**Brief:** Within the records below, find each line with the word "name" and copy it out.

**Records provided:**
◇ ◇ ◇ ◇ ◇

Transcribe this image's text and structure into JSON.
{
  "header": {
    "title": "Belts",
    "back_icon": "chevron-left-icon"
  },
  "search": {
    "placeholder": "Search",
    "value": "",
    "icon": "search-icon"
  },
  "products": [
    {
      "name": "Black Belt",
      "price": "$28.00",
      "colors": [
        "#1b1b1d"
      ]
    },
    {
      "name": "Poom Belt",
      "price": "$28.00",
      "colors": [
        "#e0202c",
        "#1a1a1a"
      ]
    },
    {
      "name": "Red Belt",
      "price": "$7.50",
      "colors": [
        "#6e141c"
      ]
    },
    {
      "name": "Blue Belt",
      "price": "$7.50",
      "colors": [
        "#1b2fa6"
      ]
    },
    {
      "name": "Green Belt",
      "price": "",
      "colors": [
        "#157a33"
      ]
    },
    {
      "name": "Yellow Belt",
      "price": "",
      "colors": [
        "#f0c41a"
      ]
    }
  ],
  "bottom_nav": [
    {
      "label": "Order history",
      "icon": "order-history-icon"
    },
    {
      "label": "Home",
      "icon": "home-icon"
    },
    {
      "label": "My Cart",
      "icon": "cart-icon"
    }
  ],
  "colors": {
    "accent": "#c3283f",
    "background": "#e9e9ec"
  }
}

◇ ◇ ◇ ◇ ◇

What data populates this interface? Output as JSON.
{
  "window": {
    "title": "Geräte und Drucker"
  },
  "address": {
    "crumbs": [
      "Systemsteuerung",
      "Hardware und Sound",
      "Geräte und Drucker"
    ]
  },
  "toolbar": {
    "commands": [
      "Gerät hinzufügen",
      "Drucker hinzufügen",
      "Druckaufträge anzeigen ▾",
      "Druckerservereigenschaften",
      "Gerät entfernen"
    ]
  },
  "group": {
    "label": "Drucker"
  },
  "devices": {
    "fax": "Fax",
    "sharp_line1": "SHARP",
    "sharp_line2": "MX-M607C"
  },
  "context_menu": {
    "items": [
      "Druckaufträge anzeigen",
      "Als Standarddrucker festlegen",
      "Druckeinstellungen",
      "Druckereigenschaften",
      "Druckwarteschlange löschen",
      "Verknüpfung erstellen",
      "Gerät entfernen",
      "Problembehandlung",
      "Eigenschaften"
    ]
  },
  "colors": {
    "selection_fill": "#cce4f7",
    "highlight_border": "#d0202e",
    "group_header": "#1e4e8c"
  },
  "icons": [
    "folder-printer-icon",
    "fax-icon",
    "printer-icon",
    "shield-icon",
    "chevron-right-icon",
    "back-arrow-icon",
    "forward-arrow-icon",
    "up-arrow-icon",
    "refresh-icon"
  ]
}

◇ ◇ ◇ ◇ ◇

**Solution:**
      "name": "Black Belt",
      "name": "Poom Belt",
      "name": "Red Belt",
      "name": "Blue Belt",
      "name": "Green Belt",
      "name": "Yellow Belt",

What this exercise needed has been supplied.